Figure 1: Please click here to see a larger version of figure 1.
The critical factors that determine success in performing this assay are first, the tissue should not be treated with dispase for too prolonged a period, such treatment will result in the tissue becoming very sticky and having decreased viability. Two, the collagen must be perfectly primed and kept on ice as much as possible. It will become increasingly difficult to handle if it starts to set, i.e. turn pink. Three, the tungsten needle must always be kept very sharp.
This protocol was developed in the laboratories of Jane Dodd, Thomas Jessell and Andrew Lumsden. Many people, including Konrad Basler, Ann Calof, Thomas Edlund, Phil Hamilton, Domna Karagogeos, Ariel Ruiz i Altaba and Toshiya Yamada determined how to culture explants of spinal cord in collagen. Marysia Placzek and Marc Tessier-Lavigne pioneered the technique of using axon growth from in vitro explants as a means of identifying axon guidance molecules.

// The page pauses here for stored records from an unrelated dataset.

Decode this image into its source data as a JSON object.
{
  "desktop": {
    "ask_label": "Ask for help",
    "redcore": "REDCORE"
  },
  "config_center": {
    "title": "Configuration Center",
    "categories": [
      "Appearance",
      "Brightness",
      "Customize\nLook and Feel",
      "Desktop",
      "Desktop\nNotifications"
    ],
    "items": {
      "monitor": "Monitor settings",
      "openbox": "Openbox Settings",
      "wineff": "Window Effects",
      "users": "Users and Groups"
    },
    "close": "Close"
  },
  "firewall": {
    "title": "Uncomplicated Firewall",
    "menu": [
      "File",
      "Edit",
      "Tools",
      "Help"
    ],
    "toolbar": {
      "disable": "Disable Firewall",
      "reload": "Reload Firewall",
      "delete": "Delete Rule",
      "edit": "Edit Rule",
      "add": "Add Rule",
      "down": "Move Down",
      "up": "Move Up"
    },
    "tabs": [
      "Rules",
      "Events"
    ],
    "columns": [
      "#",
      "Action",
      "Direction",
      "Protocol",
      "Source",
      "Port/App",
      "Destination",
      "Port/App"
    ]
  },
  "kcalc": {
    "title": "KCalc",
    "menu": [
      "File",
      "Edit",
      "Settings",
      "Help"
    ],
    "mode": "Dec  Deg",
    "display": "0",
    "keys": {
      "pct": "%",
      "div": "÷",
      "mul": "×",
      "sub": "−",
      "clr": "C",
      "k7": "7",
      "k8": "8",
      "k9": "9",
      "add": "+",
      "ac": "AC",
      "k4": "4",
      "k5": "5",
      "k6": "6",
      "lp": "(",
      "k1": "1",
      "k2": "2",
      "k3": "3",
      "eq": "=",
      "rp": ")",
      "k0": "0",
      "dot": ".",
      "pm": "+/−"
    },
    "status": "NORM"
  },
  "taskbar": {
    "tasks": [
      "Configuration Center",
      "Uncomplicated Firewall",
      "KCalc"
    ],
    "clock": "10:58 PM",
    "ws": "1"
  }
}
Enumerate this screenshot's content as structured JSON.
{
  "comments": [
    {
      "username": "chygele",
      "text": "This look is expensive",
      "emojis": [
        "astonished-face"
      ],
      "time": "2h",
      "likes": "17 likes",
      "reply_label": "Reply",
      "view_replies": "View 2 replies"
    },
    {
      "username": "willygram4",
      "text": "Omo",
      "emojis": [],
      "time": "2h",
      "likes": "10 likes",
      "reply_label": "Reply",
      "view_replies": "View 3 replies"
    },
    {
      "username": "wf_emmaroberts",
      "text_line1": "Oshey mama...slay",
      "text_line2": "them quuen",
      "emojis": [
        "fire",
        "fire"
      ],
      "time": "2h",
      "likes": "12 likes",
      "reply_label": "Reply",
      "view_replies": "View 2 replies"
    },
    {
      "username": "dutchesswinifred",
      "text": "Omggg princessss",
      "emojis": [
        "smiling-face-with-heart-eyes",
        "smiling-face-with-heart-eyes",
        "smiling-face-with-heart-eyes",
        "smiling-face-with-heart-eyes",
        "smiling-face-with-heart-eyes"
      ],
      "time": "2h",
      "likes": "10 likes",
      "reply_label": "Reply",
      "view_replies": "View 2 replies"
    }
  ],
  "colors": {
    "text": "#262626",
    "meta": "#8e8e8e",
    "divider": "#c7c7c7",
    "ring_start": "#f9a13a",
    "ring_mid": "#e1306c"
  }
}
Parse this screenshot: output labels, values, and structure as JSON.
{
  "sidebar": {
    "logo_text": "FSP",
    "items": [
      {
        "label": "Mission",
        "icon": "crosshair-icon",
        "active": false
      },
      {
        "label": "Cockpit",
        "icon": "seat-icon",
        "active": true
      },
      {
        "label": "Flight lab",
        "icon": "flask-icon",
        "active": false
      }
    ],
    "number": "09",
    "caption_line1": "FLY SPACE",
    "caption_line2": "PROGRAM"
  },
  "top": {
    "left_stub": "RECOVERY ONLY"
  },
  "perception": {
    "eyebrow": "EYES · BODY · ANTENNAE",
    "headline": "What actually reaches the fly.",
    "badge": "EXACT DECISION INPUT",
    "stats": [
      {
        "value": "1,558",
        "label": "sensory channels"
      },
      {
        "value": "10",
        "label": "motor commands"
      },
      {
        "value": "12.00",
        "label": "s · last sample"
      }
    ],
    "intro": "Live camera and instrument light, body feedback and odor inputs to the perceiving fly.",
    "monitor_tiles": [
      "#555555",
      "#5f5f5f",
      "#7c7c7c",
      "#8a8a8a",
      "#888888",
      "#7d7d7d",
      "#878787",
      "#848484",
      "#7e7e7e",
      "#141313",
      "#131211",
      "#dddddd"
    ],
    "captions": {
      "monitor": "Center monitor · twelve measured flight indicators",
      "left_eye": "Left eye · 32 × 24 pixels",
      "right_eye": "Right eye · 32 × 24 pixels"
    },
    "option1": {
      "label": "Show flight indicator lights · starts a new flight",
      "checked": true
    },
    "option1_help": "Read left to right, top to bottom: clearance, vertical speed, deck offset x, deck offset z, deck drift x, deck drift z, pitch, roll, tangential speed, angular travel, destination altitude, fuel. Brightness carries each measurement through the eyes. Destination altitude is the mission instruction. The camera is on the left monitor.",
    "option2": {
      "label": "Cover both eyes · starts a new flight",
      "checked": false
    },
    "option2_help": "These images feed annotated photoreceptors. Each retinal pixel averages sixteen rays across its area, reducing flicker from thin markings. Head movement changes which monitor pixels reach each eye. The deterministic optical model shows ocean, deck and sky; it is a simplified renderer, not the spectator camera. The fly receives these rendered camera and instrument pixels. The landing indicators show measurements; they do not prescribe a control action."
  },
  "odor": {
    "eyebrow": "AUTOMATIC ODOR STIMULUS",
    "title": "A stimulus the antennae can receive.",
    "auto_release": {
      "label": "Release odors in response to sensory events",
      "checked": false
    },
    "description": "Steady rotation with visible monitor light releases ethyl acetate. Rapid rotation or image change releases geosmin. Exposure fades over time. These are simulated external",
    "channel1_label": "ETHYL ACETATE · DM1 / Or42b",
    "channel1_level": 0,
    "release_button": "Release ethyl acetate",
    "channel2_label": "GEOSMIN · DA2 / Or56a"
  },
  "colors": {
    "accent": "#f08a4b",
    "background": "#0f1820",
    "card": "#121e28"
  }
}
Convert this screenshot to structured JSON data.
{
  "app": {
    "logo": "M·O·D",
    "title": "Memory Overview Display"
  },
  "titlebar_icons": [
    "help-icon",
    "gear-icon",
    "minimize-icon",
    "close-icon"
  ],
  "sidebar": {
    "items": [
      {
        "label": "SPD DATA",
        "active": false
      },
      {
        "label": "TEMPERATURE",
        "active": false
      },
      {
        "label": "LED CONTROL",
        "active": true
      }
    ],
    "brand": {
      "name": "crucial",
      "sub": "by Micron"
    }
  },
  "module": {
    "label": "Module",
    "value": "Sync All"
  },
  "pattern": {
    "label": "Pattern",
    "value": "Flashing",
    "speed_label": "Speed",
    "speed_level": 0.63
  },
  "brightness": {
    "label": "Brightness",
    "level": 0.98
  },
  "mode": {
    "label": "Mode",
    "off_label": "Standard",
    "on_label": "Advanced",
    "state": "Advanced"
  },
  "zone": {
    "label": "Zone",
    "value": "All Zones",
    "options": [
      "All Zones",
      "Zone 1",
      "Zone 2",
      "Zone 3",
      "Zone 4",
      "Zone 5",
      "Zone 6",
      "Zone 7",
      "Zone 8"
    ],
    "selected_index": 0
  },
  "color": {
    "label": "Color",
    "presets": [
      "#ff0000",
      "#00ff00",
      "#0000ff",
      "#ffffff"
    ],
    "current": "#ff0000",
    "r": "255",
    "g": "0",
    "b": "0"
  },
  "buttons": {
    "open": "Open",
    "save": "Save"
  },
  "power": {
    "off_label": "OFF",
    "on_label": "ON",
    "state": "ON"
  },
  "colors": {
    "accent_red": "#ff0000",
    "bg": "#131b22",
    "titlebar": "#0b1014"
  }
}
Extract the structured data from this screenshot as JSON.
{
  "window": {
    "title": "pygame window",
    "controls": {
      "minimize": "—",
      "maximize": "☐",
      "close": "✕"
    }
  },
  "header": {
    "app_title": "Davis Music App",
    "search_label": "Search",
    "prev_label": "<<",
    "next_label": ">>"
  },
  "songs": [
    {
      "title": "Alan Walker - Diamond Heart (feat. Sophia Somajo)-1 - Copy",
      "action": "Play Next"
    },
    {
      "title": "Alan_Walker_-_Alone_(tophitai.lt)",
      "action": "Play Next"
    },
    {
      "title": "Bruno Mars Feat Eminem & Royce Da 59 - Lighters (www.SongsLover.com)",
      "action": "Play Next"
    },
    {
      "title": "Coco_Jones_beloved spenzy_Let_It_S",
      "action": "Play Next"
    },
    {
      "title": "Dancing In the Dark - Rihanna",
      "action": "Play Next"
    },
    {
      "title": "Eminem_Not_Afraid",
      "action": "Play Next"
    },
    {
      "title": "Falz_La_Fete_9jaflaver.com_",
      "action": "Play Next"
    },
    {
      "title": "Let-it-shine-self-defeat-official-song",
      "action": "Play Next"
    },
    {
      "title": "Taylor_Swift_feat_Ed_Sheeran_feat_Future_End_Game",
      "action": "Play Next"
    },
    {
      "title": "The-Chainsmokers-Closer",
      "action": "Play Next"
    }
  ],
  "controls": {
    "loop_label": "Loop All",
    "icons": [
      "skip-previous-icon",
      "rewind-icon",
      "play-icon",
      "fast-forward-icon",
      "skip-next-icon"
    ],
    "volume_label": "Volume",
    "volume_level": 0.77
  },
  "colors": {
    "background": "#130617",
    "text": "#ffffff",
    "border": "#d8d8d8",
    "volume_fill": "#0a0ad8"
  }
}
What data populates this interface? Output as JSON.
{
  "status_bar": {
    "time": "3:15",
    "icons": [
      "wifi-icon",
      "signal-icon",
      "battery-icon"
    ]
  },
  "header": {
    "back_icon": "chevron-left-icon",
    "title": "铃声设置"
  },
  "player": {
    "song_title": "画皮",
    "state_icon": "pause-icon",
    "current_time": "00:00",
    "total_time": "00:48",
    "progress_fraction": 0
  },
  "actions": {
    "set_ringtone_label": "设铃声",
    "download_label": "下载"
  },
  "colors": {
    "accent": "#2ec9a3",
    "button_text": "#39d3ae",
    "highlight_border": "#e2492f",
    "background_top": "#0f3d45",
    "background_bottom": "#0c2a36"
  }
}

Work in the Butler laboratory is supported by grants from the March of Dimes and R01 NS063999 from NIH/NINDS.
|Type 1 rat tail collagen||BD Biosciences||354236|
|10x Minimal Essential Medium||Invitrogen||11430-030|
|Fetal bovine serum||Mediatech, Inc.||35-016-CV|
|Cell dissociation solution||EMD Millipore||S-004-C|
|Trypsin 0.25% EDTA||Invitrogen||2520-0056|
|mouse anti Tag1 IgM (4D7)||Developmental Studies Hybridoma Bank|
|mouse anti Myc IgG (9E10)||Santa Cruz Biotechnology, Inc.||sc-40|
|goat anti mouse IgM FITC||Jackson||115-095-075|
|goat anti mouse Fcy Cy3||Jackson||115-165-071|
|4 well Nunclon dish||Nalge Nunc international||62407-068|
|3 well depression slide||VWR international||48339-009|
|48 well dish||Falcon BD||62406-195|
|Aspirator tuve assembly||FHC, Inc.||30-32-0|
|#55 Dumont forceps||Fine Science Tools||11252-20|
|#5 Dumont forcept||Fine Science Tools||11255-20|
|Needle Holder||Fine Science Tools||26016-12|